Read about Karlheinz Stockhausen’s Helicopter String Quartet – one of the well-known and complex musical pieces.
What is Helicopter String Quartet?
First of all, let’s understand what is a quartet?
A quartet is a group of four people playing music or singing together.
A string quartet refers to four musicians playing music together using the stringed musical instrument.
Therefore, a Helicopter String Quartet is about musicians playing the piece independently in four different helicopters.
Facts about the Helicopter String Quartet
The musical concept
The idea of writing a Helicopter Quartet was conceived by Professor Hans Landesmann of the Salzburger Festspiele in early 1991.
The basic idea was to use the sounds of helicopter blades in conjunction with the music piece that could be recorded high up in the sky. The individual recordings from the four musicians are then mixed down to a single track for audiences to listen.

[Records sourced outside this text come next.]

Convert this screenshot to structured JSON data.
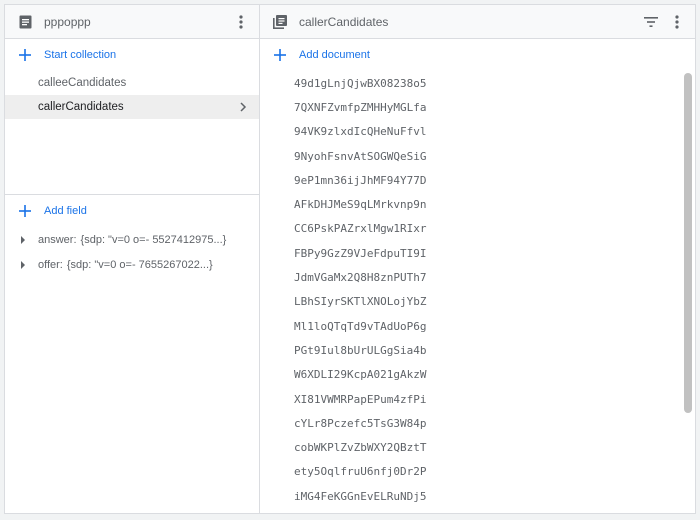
{
  "collections_panel": {
    "title": "pppoppp",
    "start_collection_label": "Start collection",
    "items": [
      {
        "label": "calleeCandidates",
        "selected": false
      },
      {
        "label": "callerCandidates",
        "selected": true
      }
    ],
    "add_field_label": "Add field",
    "fields": [
      {
        "key": "answer:",
        "value": "{sdp: \"v=0 o=- 5527412975...}"
      },
      {
        "key": "offer:",
        "value": "{sdp: \"v=0 o=- 7655267022...}"
      }
    ]
  },
  "documents_panel": {
    "title": "callerCandidates",
    "add_document_label": "Add document",
    "documents": [
      "49d1gLnjQjwBX08238o5",
      "7QXNFZvmfpZMHHyMGLfa",
      "94VK9zlxdIcQHeNuFfvl",
      "9NyohFsnvAtSOGWQeSiG",
      "9eP1mn36ijJhMF94Y77D",
      "AFkDHJMeS9qLMrkvnp9n",
      "CC6PskPAZrxlMgw1RIxr",
      "FBPy9GzZ9VJeFdpuTI9I",
      "JdmVGaMx2Q8H8znPUTh7",
      "LBhSIyrSKTlXNOLojYbZ",
      "Ml1loQTqTd9vTAdUoP6g",
      "PGt9Iul8bUrULGgSia4b",
      "W6XDLI29KcpA021gAkzW",
      "XI81VWMRPapEPum4zfPi",
      "cYLr8Pczefc5TsG3W84p",
      "cobWKPlZvZbWXY2QBztT",
      "ety5OqlfruU6nfj0Dr2P",
      "iMG4FeKGGnEvELRuNDj5"
    ]
  },
  "colors": {
    "accent": "#1a73e8",
    "text_secondary": "#5f6368",
    "border": "#dadce0",
    "header_bg": "#f8f9fa",
    "selected_bg": "#eeeeee"
  }
}
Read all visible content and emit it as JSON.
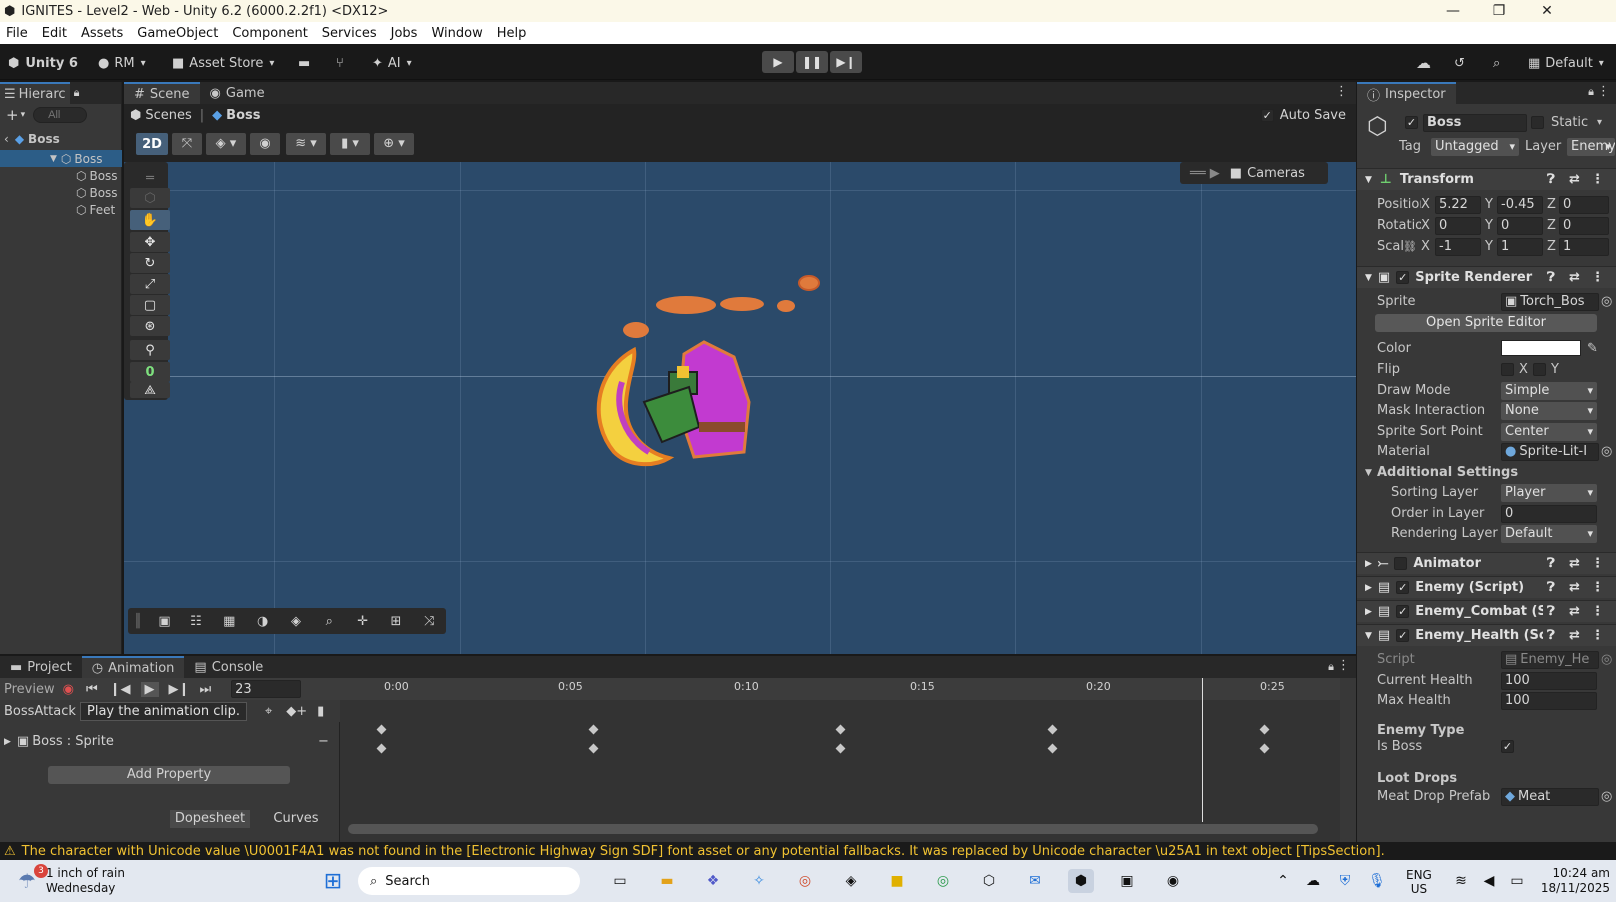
{
  "window": {
    "title": "IGNITES - Level2 - Web - Unity 6.2 (6000.2.2f1) <DX12>"
  },
  "menu": [
    "File",
    "Edit",
    "Assets",
    "GameObject",
    "Component",
    "Services",
    "Jobs",
    "Window",
    "Help"
  ],
  "toolbar": {
    "unity": "Unity 6",
    "account": "RM",
    "asset_store": "Asset Store",
    "ai": "AI",
    "layout": "Default"
  },
  "hierarchy": {
    "tab": "Hierarc",
    "search_placeholder": "All",
    "root": "Boss",
    "items": [
      "Boss",
      "Boss",
      "Boss",
      "Feet"
    ]
  },
  "scene": {
    "tabs": [
      "Scene",
      "Game"
    ],
    "breadcrumb": [
      "Scenes",
      "Boss"
    ],
    "auto_save": "Auto Save",
    "mode_2d": "2D",
    "cameras": "Cameras",
    "tool_counter": "0"
  },
  "inspector": {
    "tab": "Inspector",
    "object_name": "Boss",
    "static_label": "Static",
    "tag_label": "Tag",
    "tag": "Untagged",
    "layer_label": "Layer",
    "layer": "Enemy",
    "transform": {
      "title": "Transform",
      "position_label": "Position",
      "rotation_label": "Rotation",
      "scale_label": "Scale",
      "position": {
        "x": "5.22",
        "y": "-0.45",
        "z": "0"
      },
      "rotation": {
        "x": "0",
        "y": "0",
        "z": "0"
      },
      "scale": {
        "x": "-1",
        "y": "1",
        "z": "1"
      }
    },
    "sprite_renderer": {
      "title": "Sprite Renderer",
      "sprite_label": "Sprite",
      "sprite": "Torch_Bos",
      "open_editor": "Open Sprite Editor",
      "color_label": "Color",
      "color": "#ffffff",
      "flip_label": "Flip",
      "flip_x": "X",
      "flip_y": "Y",
      "draw_mode_label": "Draw Mode",
      "draw_mode": "Simple",
      "mask_label": "Mask Interaction",
      "mask": "None",
      "sort_point_label": "Sprite Sort Point",
      "sort_point": "Center",
      "material_label": "Material",
      "material": "Sprite-Lit-I",
      "additional": "Additional Settings",
      "sorting_layer_label": "Sorting Layer",
      "sorting_layer": "Player",
      "order_label": "Order in Layer",
      "order": "0",
      "rendering_label": "Rendering Layer M",
      "rendering": "Default"
    },
    "components": [
      "Animator",
      "Enemy (Script)",
      "Enemy_Combat (Scr",
      "Enemy_Health (Scrip"
    ],
    "health": {
      "script_label": "Script",
      "script": "Enemy_He",
      "current_label": "Current Health",
      "current": "100",
      "max_label": "Max Health",
      "max": "100",
      "type_header": "Enemy Type",
      "is_boss_label": "Is Boss",
      "loot_header": "Loot Drops",
      "meat_label": "Meat Drop Prefab",
      "meat": "Meat"
    }
  },
  "bottom": {
    "tabs": [
      "Project",
      "Animation",
      "Console"
    ],
    "preview": "Preview",
    "frame": "23",
    "clip": "BossAttack",
    "tooltip": "Play the animation clip.",
    "property": "Boss : Sprite",
    "add_property": "Add Property",
    "dopesheet": "Dopesheet",
    "curves": "Curves",
    "time_labels": [
      "0:00",
      "0:05",
      "0:10",
      "0:15",
      "0:20",
      "0:25"
    ]
  },
  "status": {
    "message": "The character with Unicode value \\U0001F4A1 was not found in the [Electronic Highway Sign SDF] font asset or any potential fallbacks. It was replaced by Unicode character \\u25A1 in text object [TipsSection]."
  },
  "taskbar": {
    "weather": "1 inch of rain",
    "day": "Wednesday",
    "badge": "3",
    "search": "Search",
    "lang": "ENG",
    "region": "US",
    "time": "10:24 am",
    "date": "18/11/2025"
  }
}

The idea of using helicopter’s for the performance came from a dream.
The first performances of the piece took place in Amsterdam on 26 June 1995

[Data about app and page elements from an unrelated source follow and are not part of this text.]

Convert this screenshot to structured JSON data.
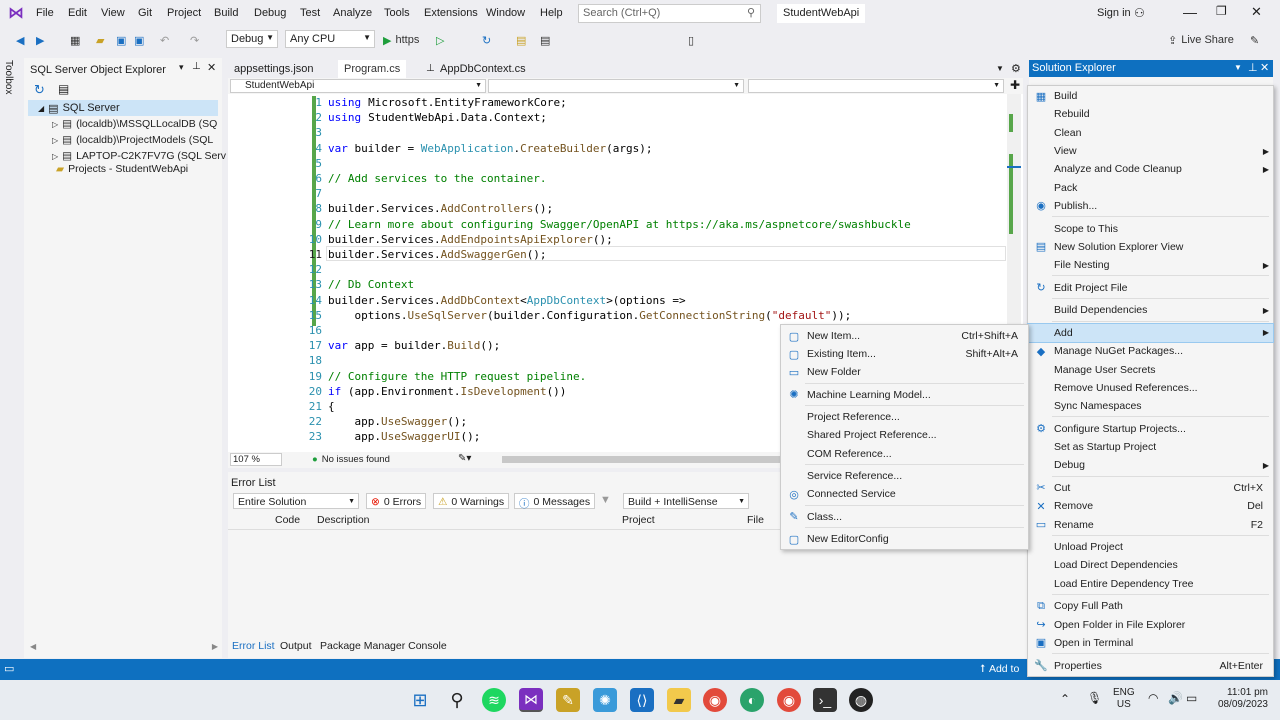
{
  "menubar": {
    "items": [
      "File",
      "Edit",
      "View",
      "Git",
      "Project",
      "Build",
      "Debug",
      "Test",
      "Analyze",
      "Tools",
      "Extensions",
      "Window",
      "Help"
    ],
    "search_placeholder": "Search (Ctrl+Q)",
    "solution_name": "StudentWebApi",
    "sign_in": "Sign in"
  },
  "toolbar": {
    "config": "Debug",
    "platform": "Any CPU",
    "run_label": "https",
    "live_share": "Live Share"
  },
  "toolbox_label": "Toolbox",
  "sql_explorer": {
    "title": "SQL Server Object Explorer",
    "root": "SQL Server",
    "nodes": [
      "(localdb)\\MSSQLLocalDB (SQ",
      "(localdb)\\ProjectModels (SQL",
      "LAPTOP-C2K7FV7G (SQL Serv"
    ],
    "projects": "Projects - StudentWebApi"
  },
  "editor": {
    "tabs": [
      "appsettings.json",
      "Program.cs",
      "AppDbContext.cs"
    ],
    "nav_left": "StudentWebApi",
    "zoom": "107 %",
    "issues": "No issues found",
    "lines": [
      {
        "n": "1",
        "t": [
          [
            "kw",
            "using"
          ],
          [
            "",
            "Microsoft.EntityFrameworkCore;"
          ]
        ]
      },
      {
        "n": "2",
        "t": [
          [
            "kw",
            "using"
          ],
          [
            "",
            "StudentWebApi.Data.Context;"
          ]
        ]
      },
      {
        "n": "3",
        "t": []
      },
      {
        "n": "4",
        "t": [
          [
            "kw",
            "var"
          ],
          [
            "",
            " builder = "
          ],
          [
            "ty",
            "WebApplication"
          ],
          [
            "",
            "."
          ],
          [
            "mt",
            "CreateBuilder"
          ],
          [
            "",
            "(args);"
          ]
        ]
      },
      {
        "n": "5",
        "t": []
      },
      {
        "n": "6",
        "t": [
          [
            "cm",
            "// Add services to the container."
          ]
        ]
      },
      {
        "n": "7",
        "t": []
      },
      {
        "n": "8",
        "t": [
          [
            "",
            "builder.Services."
          ],
          [
            "mt",
            "AddControllers"
          ],
          [
            "",
            "();"
          ]
        ]
      },
      {
        "n": "9",
        "t": [
          [
            "cm",
            "// Learn more about configuring Swagger/OpenAPI at https://aka.ms/aspnetcore/swashbuckle"
          ]
        ]
      },
      {
        "n": "10",
        "t": [
          [
            "",
            "builder.Services."
          ],
          [
            "mt",
            "AddEndpointsApiExplorer"
          ],
          [
            "",
            "();"
          ]
        ]
      },
      {
        "n": "11",
        "t": [
          [
            "",
            "builder.Services."
          ],
          [
            "mt",
            "AddSwaggerGen"
          ],
          [
            "",
            "();"
          ]
        ]
      },
      {
        "n": "12",
        "t": []
      },
      {
        "n": "13",
        "t": [
          [
            "cm",
            "// Db Context"
          ]
        ]
      },
      {
        "n": "14",
        "t": [
          [
            "",
            "builder.Services."
          ],
          [
            "mt",
            "AddDbContext"
          ],
          [
            "",
            "<"
          ],
          [
            "ty",
            "AppDbContext"
          ],
          [
            "",
            ">(options =>"
          ]
        ]
      },
      {
        "n": "15",
        "t": [
          [
            "",
            "    options."
          ],
          [
            "mt",
            "UseSqlServer"
          ],
          [
            "",
            "(builder.Configuration."
          ],
          [
            "mt",
            "GetConnectionString"
          ],
          [
            "",
            "("
          ],
          [
            "st",
            "\"default\""
          ],
          [
            "",
            "));"
          ]
        ]
      },
      {
        "n": "16",
        "t": []
      },
      {
        "n": "17",
        "t": [
          [
            "kw",
            "var"
          ],
          [
            "",
            " app = builder."
          ],
          [
            "mt",
            "Build"
          ],
          [
            "",
            "();"
          ]
        ]
      },
      {
        "n": "18",
        "t": []
      },
      {
        "n": "19",
        "t": [
          [
            "cm",
            "// Configure the HTTP request pipeline."
          ]
        ]
      },
      {
        "n": "20",
        "t": [
          [
            "kw",
            "if"
          ],
          [
            "",
            " (app.Environment."
          ],
          [
            "mt",
            "IsDevelopment"
          ],
          [
            "",
            "())"
          ]
        ]
      },
      {
        "n": "21",
        "t": [
          [
            "",
            "{"
          ]
        ]
      },
      {
        "n": "22",
        "t": [
          [
            "",
            "    app."
          ],
          [
            "mt",
            "UseSwagger"
          ],
          [
            "",
            "();"
          ]
        ]
      },
      {
        "n": "23",
        "t": [
          [
            "",
            "    app."
          ],
          [
            "mt",
            "UseSwaggerUI"
          ],
          [
            "",
            "();"
          ]
        ]
      }
    ]
  },
  "error_list": {
    "title": "Error List",
    "scope": "Entire Solution",
    "errors": "0 Errors",
    "warnings": "0 Warnings",
    "messages": "0 Messages",
    "filter": "Build + IntelliSense",
    "cols": [
      "Code",
      "Description",
      "Project",
      "File"
    ],
    "bottom_tabs": [
      "Error List",
      "Output",
      "Package Manager Console"
    ]
  },
  "solution_explorer": {
    "title": "Solution Explorer"
  },
  "context_menu": [
    {
      "label": "Build",
      "icon": "▦"
    },
    {
      "label": "Rebuild"
    },
    {
      "label": "Clean"
    },
    {
      "label": "View",
      "sub": true
    },
    {
      "label": "Analyze and Code Cleanup",
      "sub": true
    },
    {
      "label": "Pack"
    },
    {
      "label": "Publish...",
      "icon": "◉"
    },
    {
      "sep": true
    },
    {
      "label": "Scope to This"
    },
    {
      "label": "New Solution Explorer View",
      "icon": "▤"
    },
    {
      "label": "File Nesting",
      "sub": true
    },
    {
      "sep": true
    },
    {
      "label": "Edit Project File",
      "icon": "↻"
    },
    {
      "sep": true
    },
    {
      "label": "Build Dependencies",
      "sub": true
    },
    {
      "sep": true
    },
    {
      "label": "Add",
      "sub": true,
      "hl": true
    },
    {
      "label": "Manage NuGet Packages...",
      "icon": "◆"
    },
    {
      "label": "Manage User Secrets"
    },
    {
      "label": "Remove Unused References..."
    },
    {
      "label": "Sync Namespaces"
    },
    {
      "sep": true
    },
    {
      "label": "Configure Startup Projects...",
      "icon": "⚙"
    },
    {
      "label": "Set as Startup Project"
    },
    {
      "label": "Debug",
      "sub": true
    },
    {
      "sep": true
    },
    {
      "label": "Cut",
      "icon": "✂",
      "sc": "Ctrl+X"
    },
    {
      "label": "Remove",
      "icon": "✕",
      "sc": "Del"
    },
    {
      "label": "Rename",
      "icon": "▭",
      "sc": "F2"
    },
    {
      "sep": true
    },
    {
      "label": "Unload Project"
    },
    {
      "label": "Load Direct Dependencies"
    },
    {
      "label": "Load Entire Dependency Tree"
    },
    {
      "sep": true
    },
    {
      "label": "Copy Full Path",
      "icon": "⧉"
    },
    {
      "label": "Open Folder in File Explorer",
      "icon": "↪"
    },
    {
      "label": "Open in Terminal",
      "icon": "▣"
    },
    {
      "sep": true
    },
    {
      "label": "Properties",
      "icon": "🔧",
      "sc": "Alt+Enter"
    }
  ],
  "add_submenu": [
    {
      "label": "New Item...",
      "icon": "▢",
      "sc": "Ctrl+Shift+A"
    },
    {
      "label": "Existing Item...",
      "icon": "▢",
      "sc": "Shift+Alt+A"
    },
    {
      "label": "New Folder",
      "icon": "▭"
    },
    {
      "sep": true
    },
    {
      "label": "Machine Learning Model...",
      "icon": "✺"
    },
    {
      "sep": true
    },
    {
      "label": "Project Reference..."
    },
    {
      "label": "Shared Project Reference..."
    },
    {
      "label": "COM Reference..."
    },
    {
      "sep": true
    },
    {
      "label": "Service Reference..."
    },
    {
      "label": "Connected Service",
      "icon": "◎"
    },
    {
      "sep": true
    },
    {
      "label": "Class...",
      "icon": "✎"
    },
    {
      "sep": true
    },
    {
      "label": "New EditorConfig",
      "icon": "▢"
    }
  ],
  "statusbar": {
    "add_source": "Add to"
  },
  "taskbar": {
    "lang": "ENG",
    "region": "US",
    "time": "11:01 pm",
    "date": "08/09/2023"
  }
}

Stockhausen took around four years to come up with appropriate string section melodies.
In fact, he was initially reluctant to write the composition for Professor Landesmann’s concept.
However, after several dreams, Stockhausen submitted the melodies to Landesmann who liked it quite well.
The helicopter quartet was initially a 29-minute piece of music
However, Stockhausen revised the score to around 32 minutes by adding additional 3-minute melodies at the end of the quartet.
The score was revised only after the initial trial performances.
The last minute is mostly about the declining dynamics of the helicopter blade sounds.
Unusual system requirements
The musical performance requires exactly four helicopters, each equipped with a pilot, a musician, and a sound technician.
Other than pilots and musicians, the electronic equipment like television transmitter and three-channel sound transmitter are used to send the captured signal to the nearest auditorium.
The auditorium may have projected the visuals sent from the helicopters through proper mixing desks handled by the sound technicians.
The first performance and recording used Alouette helicopters from the Royal Dutch Air Force.
The press wasn’t impressed with the performance. However, people acknowledged the technological complexities of making such a thing work almost flawlessly are immense.
As you can see in the video, each musician is using headphone to sync with the composition. Even a milli-second lag would create a great discord in the final mix.
Thanks for reading my 96th article in the series 100-day music blogging challenge. Stay tuned for more informative articles.